The FIA stewards at the Austrian Grand Prix have been accused by Italian journalists of being influenced by the high percentage of Max Verstappen fans that were in attendance at the Red Bull Ring.
The Dutchman, however, benefited from their decision not to punish him for an overtake on Ferrari driver Charles Leclerc.
Verstappen finally got beyond the Monegasque with two laps remaining of the race after failing in the previous two.
Verstappen beat Leclerc to win the race at the Red Bull Ring, but his race-winning move was placed under investigation as the two drivers made contact and the latter briefly went off-track.
The investigation that followed took a lot longer than it should have, but it eventually concluded that Verstappen won the race.
- FIA: Why Verstappen/Leclerc decision at Austrian GP took three hours
- F1 fan gets 10 predictions right about Austrian GP
- Five things we learned from Austrian GP
He celebrated the triumph and took his spot on top of the podium, where he also knew the victory wasn’t certain and he may eventually be stripped of his win.
However, the decision was made that no further action would be taken and Verstappen kept his place on the podium and kept his Austrian Grand Prix victory.
Corriere della Sera correspondent Giorgio Terruzzi thinks that the decision could have been a lot swifter and believes the Dutchman’s army of supporters helped the outcome.
"Perhaps there were too many Dutch fans around the paddock, or perhaps it was because it happened at a track owned by Red Bull.
“Or perhaps there is something mysterious going on between the FIA and Ferrari," he said.
La Gazzetta dello Sport, meanwhile, wrote: "Attack against Ferrari.

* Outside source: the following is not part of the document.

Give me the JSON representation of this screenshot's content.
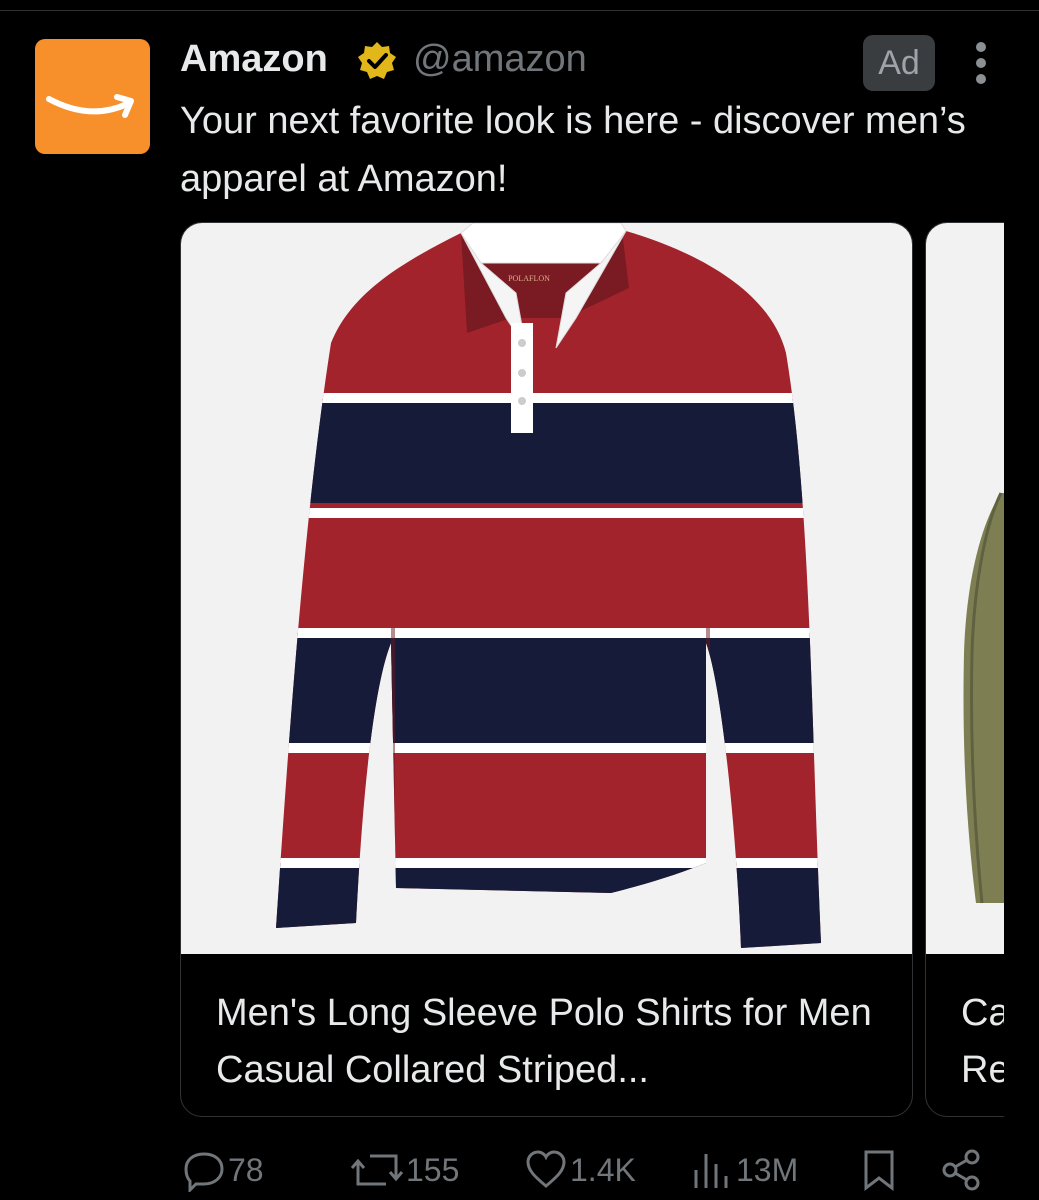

After Canada, Maranello is again disadvantaged by the stewards, and Formula 1 loses credibility.
"At the same time, concerns about Ferrari's political weight after the death of Sergio Marchionne appear.”
Corriere della Sera concurred, saying: "It is not easy to accept this decision by the stewards.

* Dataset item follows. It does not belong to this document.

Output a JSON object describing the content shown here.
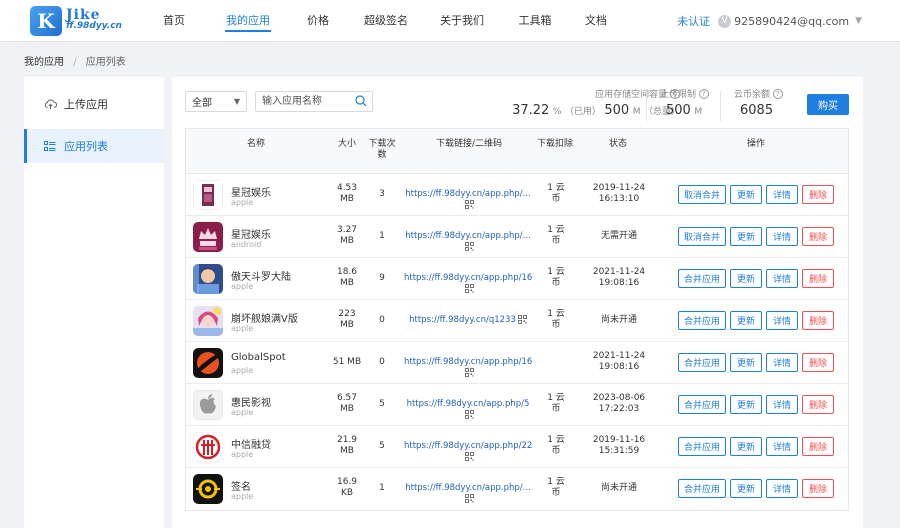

"Obviously, there are only rights for the drivers who attack, and no mercy for those who defend. Vettel in Canada; Leclerc in Austria."
The decision followed two controversial calls at the previous two races in France and Canada.
In France, Daniel Ricciardo was given a time penalty that dropped him out of the points almost three hours after the race ended.
The decision to punish Sebastian Vettel by the stewards in Canada was made during the race and therefore even though Vettel crossed the line first, Lewis Hamilton inherited the win immediately and the result was clear.